Entries taken from a collection:
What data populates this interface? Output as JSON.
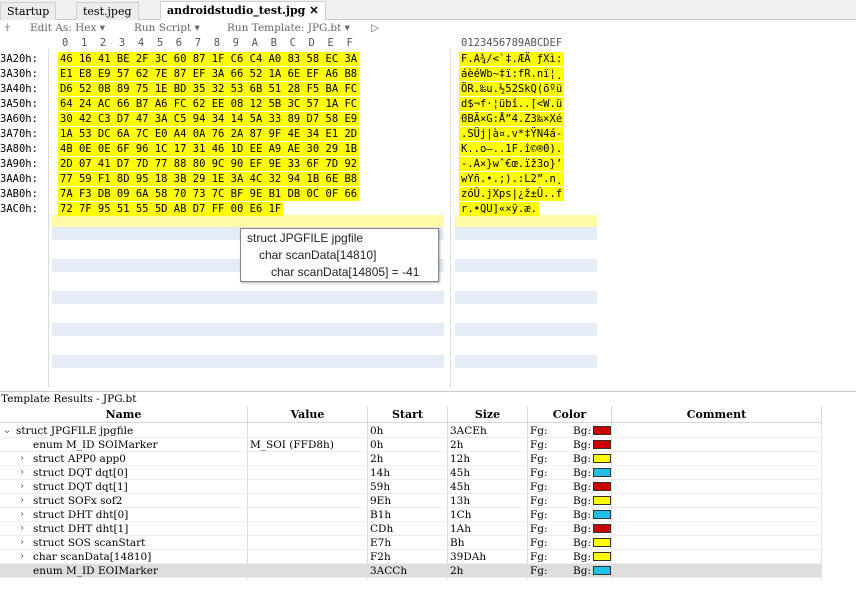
{
  "tabs": [
    {
      "label": "Startup"
    },
    {
      "label": "test.jpeg"
    },
    {
      "label": "androidstudio_test.jpg",
      "close": "✕"
    }
  ],
  "toolbar": {
    "edit_as": "Edit As: Hex ▾",
    "run_script": "Run Script ▾",
    "run_template": "Run Template: JPG.bt ▾",
    "play": "▷"
  },
  "hex": {
    "column_header": "0  1  2  3  4  5  6  7  8  9  A  B  C  D  E  F",
    "ascii_header": "0123456789ABCDEF",
    "rows": [
      {
        "addr": "3A20h:",
        "hex": "46 16 41 BE 2F 3C 60 87 1F C6 C4 A0 83 58 EC 3A",
        "ascii": "F.A¾/<`‡.ÆÄ ƒXì:"
      },
      {
        "addr": "3A30h:",
        "hex": "E1 E8 E9 57 62 7E 87 EF 3A 66 52 1A 6E EF A6 B8",
        "ascii": "áèéWb~‡ï:fR.nï¦¸"
      },
      {
        "addr": "3A40h:",
        "hex": "D6 52 0B 89 75 1E BD 35 32 53 6B 51 28 F5 BA FC",
        "ascii": "ÖR.‰u.½52SkQ(õºü"
      },
      {
        "addr": "3A50h:",
        "hex": "64 24 AC 66 B7 A6 FC 62 EE 08 12 5B 3C 57 1A FC",
        "ascii": "d$¬f·¦übî..[<W.ü"
      },
      {
        "addr": "3A60h:",
        "hex": "30 42 C3 D7 47 3A C5 94 34 14 5A 33 89 D7 58 E9",
        "ascii": "0BÃ×G:Å”4.Z3‰×Xé"
      },
      {
        "addr": "3A70h:",
        "hex": "1A 53 DC 6A 7C E0 A4 0A 76 2A 87 9F 4E 34 E1 2D",
        "ascii": ".SÜj|à¤.v*‡ŸN4á-"
      },
      {
        "addr": "3A80h:",
        "hex": "4B 0E 0E 6F 96 1C 17 31 46 1D EE A9 AE 30 29 1B",
        "ascii": "K..o–..1F.î©®0)."
      },
      {
        "addr": "3A90h:",
        "hex": "2D 07 41 D7 7D 77 88 80 9C 90 EF 9E 33 6F 7D 92",
        "ascii": "-.A×}wˆ€œ.ïž3o}’"
      },
      {
        "addr": "3AA0h:",
        "hex": "77 59 F1 8D 95 18 3B 29 1E 3A 4C 32 94 1B 6E B8",
        "ascii": "wYñ.•.;).:L2”.n¸"
      },
      {
        "addr": "3AB0h:",
        "hex": "7A F3 DB 09 6A 58 70 73 7C BF 9E B1 DB 0C 0F 66",
        "ascii": "zóÛ.jXps|¿ž±Û..f"
      },
      {
        "addr": "3AC0h:",
        "hex": "72 7F 95 51 55 5D AB D7 FF 00 E6 1F",
        "ascii": "r.•QU]«×ÿ.æ."
      }
    ]
  },
  "tooltip": {
    "line1": "struct JPGFILE jpgfile",
    "line2": "char scanData[14810]",
    "line3": "char scanData[14805] = -41"
  },
  "results": {
    "title": "Template Results - JPG.bt",
    "headers": {
      "name": "Name",
      "value": "Value",
      "start": "Start",
      "size": "Size",
      "color": "Color",
      "comment": "Comment"
    },
    "fg_label": "Fg:",
    "bg_label": "Bg:",
    "rows": [
      {
        "name": "struct JPGFILE jpgfile",
        "value": "",
        "start": "0h",
        "size": "3ACEh",
        "bg": "#cc0000",
        "arrow": "⌄"
      },
      {
        "name": "enum M_ID SOIMarker",
        "value": "M_SOI (FFD8h)",
        "start": "0h",
        "size": "2h",
        "bg": "#cc0000",
        "arrow": ""
      },
      {
        "name": "struct APP0 app0",
        "value": "",
        "start": "2h",
        "size": "12h",
        "bg": "#ffff00",
        "arrow": "›"
      },
      {
        "name": "struct DQT dqt[0]",
        "value": "",
        "start": "14h",
        "size": "45h",
        "bg": "#20c0e8",
        "arrow": "›"
      },
      {
        "name": "struct DQT dqt[1]",
        "value": "",
        "start": "59h",
        "size": "45h",
        "bg": "#cc0000",
        "arrow": "›"
      },
      {
        "name": "struct SOFx sof2",
        "value": "",
        "start": "9Eh",
        "size": "13h",
        "bg": "#ffff00",
        "arrow": "›"
      },
      {
        "name": "struct DHT dht[0]",
        "value": "",
        "start": "B1h",
        "size": "1Ch",
        "bg": "#20c0e8",
        "arrow": "›"
      },
      {
        "name": "struct DHT dht[1]",
        "value": "",
        "start": "CDh",
        "size": "1Ah",
        "bg": "#cc0000",
        "arrow": "›"
      },
      {
        "name": "struct SOS scanStart",
        "value": "",
        "start": "E7h",
        "size": "Bh",
        "bg": "#ffff00",
        "arrow": "›"
      },
      {
        "name": "char scanData[14810]",
        "value": "",
        "start": "F2h",
        "size": "39DAh",
        "bg": "#ffff00",
        "arrow": "›"
      },
      {
        "name": "enum M_ID EOIMarker",
        "value": "",
        "start": "3ACCh",
        "size": "2h",
        "bg": "#20c0e8",
        "arrow": ""
      }
    ]
  },
  "colors": {
    "highlight": "#ffff00",
    "stripe": "#e6ecf6",
    "selected_row": "#dedede"
  }
}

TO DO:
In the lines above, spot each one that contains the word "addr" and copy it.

REPLY TO THE TASK:
        "addr": "3A20h:",
        "addr": "3A30h:",
        "addr": "3A40h:",
        "addr": "3A50h:",
        "addr": "3A60h:",
        "addr": "3A70h:",
        "addr": "3A80h:",
        "addr": "3A90h:",
        "addr": "3AA0h:",
        "addr": "3AB0h:",
        "addr": "3AC0h:",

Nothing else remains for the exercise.